[[ Source material, beginning ]]

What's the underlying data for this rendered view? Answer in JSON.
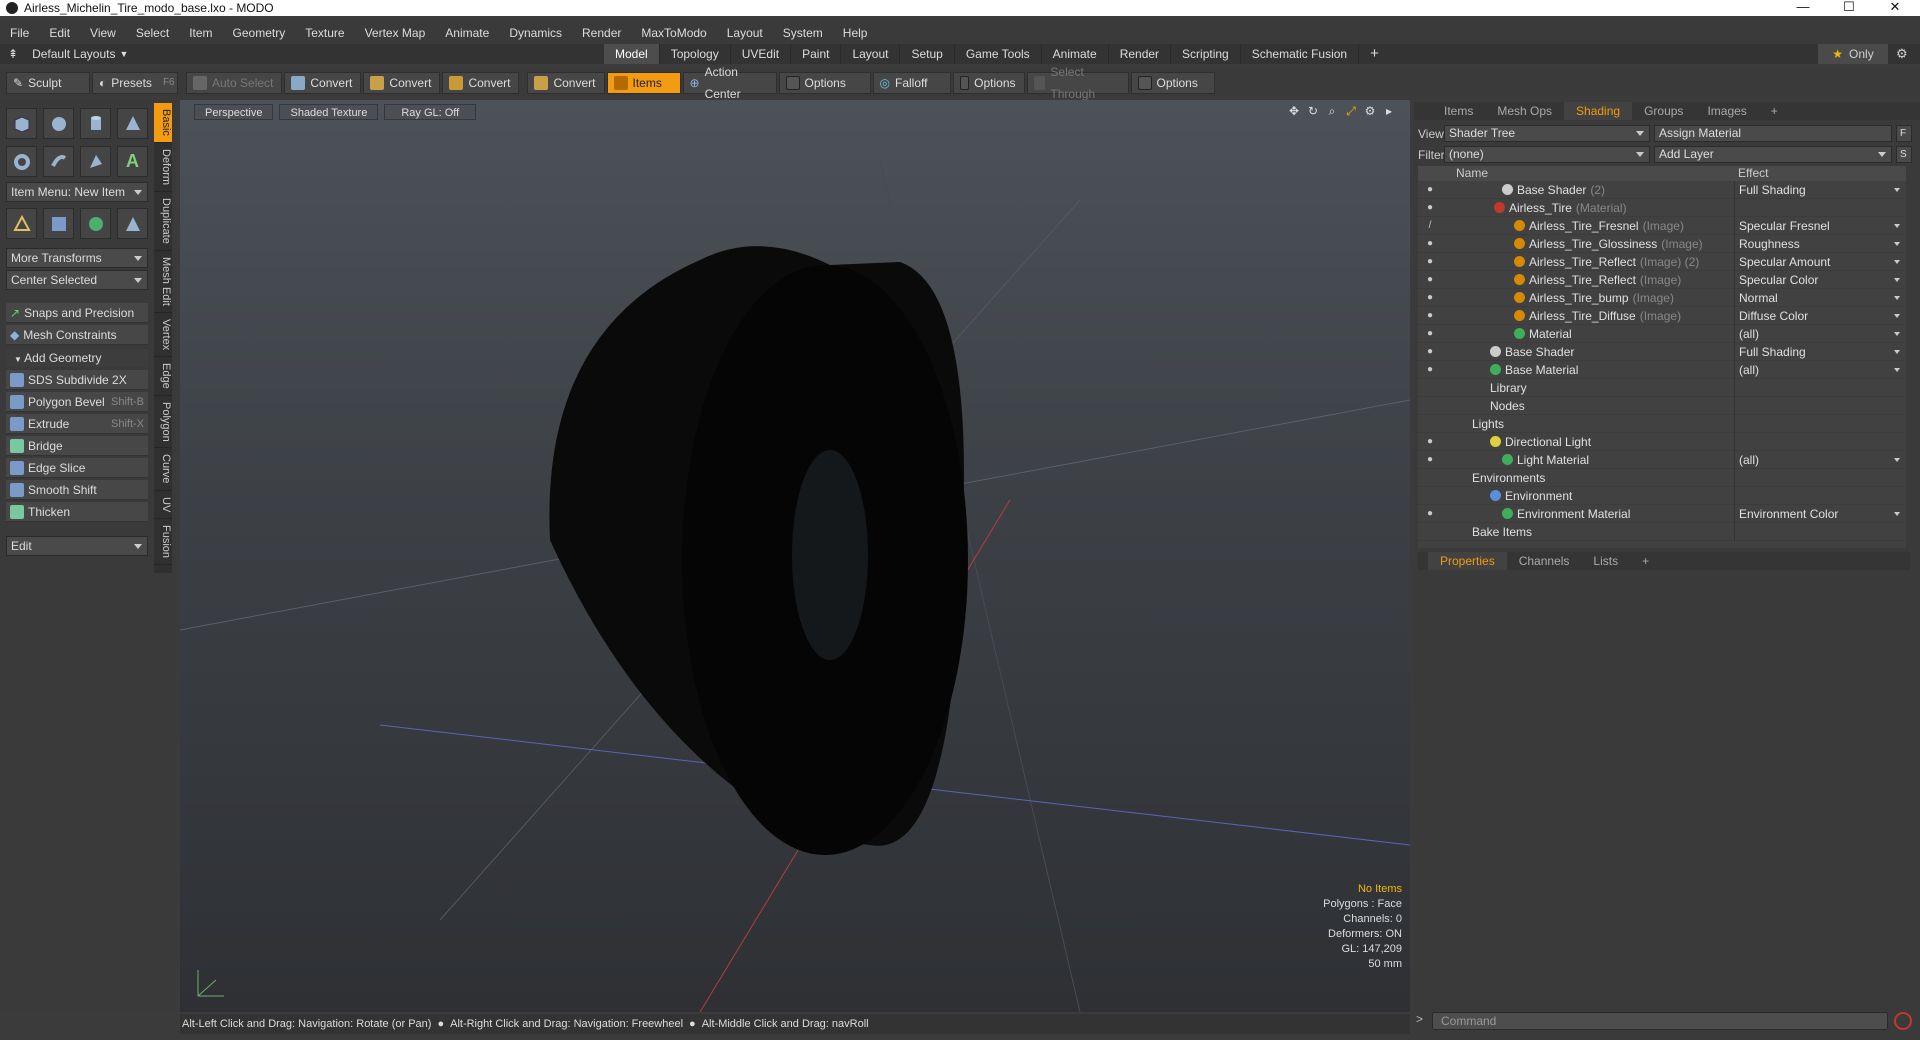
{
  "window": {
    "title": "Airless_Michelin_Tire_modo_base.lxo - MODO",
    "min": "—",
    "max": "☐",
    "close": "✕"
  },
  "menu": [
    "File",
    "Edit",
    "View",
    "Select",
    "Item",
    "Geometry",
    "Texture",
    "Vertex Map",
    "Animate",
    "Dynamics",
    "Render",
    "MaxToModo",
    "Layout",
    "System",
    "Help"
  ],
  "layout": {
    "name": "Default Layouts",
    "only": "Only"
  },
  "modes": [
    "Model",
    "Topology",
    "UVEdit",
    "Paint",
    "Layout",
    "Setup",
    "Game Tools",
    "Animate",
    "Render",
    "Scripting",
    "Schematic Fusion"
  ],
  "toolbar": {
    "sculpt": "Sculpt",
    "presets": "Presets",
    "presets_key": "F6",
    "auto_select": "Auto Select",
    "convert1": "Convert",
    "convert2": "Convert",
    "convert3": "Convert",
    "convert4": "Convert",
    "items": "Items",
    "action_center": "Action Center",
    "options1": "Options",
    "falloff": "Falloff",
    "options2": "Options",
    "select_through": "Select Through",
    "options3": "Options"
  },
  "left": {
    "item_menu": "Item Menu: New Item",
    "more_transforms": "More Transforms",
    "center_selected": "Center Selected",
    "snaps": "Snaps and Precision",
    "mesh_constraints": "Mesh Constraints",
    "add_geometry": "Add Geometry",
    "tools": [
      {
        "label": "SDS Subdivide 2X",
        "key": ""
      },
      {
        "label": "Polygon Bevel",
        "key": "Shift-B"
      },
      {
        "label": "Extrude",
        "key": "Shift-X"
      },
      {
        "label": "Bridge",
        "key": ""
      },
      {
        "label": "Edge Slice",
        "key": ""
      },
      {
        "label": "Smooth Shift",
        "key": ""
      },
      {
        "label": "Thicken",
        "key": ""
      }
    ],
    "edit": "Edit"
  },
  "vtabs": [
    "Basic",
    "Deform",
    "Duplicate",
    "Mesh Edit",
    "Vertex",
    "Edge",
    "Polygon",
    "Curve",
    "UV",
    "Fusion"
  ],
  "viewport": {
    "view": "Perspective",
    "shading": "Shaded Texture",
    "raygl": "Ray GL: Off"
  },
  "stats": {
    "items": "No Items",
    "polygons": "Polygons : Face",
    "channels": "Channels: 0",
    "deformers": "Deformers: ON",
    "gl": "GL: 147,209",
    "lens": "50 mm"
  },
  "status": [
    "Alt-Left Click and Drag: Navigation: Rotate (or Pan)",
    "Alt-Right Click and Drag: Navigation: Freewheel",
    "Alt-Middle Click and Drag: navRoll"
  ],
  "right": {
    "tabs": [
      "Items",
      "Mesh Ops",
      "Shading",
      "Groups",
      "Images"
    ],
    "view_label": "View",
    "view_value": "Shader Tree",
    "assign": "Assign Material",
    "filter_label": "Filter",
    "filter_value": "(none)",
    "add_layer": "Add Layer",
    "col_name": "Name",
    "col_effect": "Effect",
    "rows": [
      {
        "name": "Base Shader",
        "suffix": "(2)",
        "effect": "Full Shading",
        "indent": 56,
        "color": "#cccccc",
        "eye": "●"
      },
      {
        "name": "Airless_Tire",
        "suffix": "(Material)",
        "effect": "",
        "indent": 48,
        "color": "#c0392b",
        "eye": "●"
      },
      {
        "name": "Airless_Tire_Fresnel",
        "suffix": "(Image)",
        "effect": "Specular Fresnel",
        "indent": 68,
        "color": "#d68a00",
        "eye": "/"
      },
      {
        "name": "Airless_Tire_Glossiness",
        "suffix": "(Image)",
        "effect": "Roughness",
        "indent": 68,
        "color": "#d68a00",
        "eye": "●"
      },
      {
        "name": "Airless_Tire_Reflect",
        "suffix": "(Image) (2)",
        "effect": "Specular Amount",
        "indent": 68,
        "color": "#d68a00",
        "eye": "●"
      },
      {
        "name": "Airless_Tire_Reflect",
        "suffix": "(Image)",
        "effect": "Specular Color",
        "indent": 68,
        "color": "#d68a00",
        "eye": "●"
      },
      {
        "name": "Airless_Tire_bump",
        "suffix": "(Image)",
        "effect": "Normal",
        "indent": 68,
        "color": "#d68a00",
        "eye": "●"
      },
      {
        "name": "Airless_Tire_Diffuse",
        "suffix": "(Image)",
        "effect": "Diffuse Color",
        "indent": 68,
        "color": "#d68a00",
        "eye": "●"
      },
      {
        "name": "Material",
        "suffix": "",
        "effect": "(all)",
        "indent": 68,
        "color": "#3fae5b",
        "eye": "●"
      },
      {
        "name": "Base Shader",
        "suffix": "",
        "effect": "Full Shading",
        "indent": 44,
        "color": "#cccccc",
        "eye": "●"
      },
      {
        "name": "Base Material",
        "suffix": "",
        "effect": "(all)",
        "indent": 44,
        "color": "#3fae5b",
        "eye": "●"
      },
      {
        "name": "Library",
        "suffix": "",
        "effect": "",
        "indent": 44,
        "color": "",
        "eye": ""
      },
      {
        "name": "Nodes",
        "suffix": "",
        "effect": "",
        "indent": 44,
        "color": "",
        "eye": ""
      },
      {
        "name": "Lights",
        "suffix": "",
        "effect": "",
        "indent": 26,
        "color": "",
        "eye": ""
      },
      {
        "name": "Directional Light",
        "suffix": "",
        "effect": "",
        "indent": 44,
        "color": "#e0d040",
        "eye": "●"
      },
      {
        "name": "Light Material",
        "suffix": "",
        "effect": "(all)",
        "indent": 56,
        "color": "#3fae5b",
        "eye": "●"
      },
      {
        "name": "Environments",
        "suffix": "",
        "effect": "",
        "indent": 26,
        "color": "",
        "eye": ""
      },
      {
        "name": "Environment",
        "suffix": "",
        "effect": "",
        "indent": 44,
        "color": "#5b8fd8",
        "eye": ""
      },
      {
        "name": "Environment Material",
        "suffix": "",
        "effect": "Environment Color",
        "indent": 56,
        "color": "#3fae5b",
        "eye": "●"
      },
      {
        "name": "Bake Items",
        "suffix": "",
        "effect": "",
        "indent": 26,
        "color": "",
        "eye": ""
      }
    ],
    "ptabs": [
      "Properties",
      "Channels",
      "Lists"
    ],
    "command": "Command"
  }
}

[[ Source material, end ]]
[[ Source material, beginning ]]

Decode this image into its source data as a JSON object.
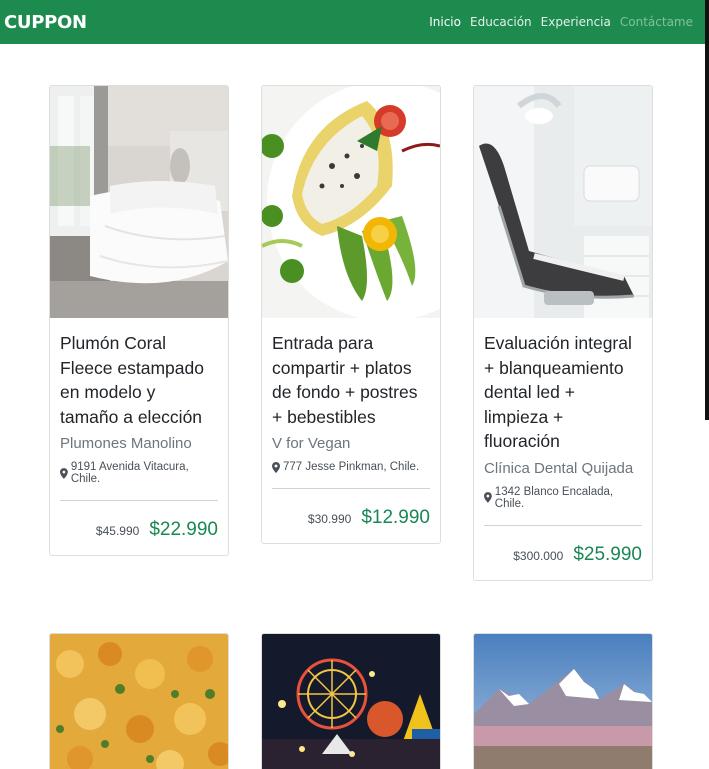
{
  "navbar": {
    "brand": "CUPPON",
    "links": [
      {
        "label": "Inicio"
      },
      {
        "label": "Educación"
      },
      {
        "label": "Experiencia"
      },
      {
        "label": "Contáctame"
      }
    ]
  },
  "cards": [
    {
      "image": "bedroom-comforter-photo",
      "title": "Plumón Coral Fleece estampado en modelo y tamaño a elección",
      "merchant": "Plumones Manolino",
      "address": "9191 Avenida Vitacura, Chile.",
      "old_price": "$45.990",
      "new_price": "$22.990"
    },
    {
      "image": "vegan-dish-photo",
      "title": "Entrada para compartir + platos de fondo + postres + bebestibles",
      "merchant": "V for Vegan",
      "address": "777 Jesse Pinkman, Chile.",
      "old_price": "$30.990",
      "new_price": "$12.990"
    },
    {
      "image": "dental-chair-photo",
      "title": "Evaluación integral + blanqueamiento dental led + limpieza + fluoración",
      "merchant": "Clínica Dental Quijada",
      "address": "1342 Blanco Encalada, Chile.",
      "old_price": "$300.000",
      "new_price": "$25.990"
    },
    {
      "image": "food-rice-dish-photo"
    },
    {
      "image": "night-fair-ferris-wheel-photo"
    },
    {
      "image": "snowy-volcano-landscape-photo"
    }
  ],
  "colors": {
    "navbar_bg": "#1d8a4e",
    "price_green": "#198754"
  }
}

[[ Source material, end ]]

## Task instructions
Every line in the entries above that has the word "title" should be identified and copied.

## Solution to this problem
    "title": "Airless_Michelin_Tire_modo_base.lxo - MODO",
      "title": "Plumón Coral Fleece estampado en modelo y tamaño a elección",
      "title": "Entrada para compartir + platos de fondo + postres + bebestibles",
      "title": "Evaluación integral + blanqueamiento dental led + limpieza + fluoración",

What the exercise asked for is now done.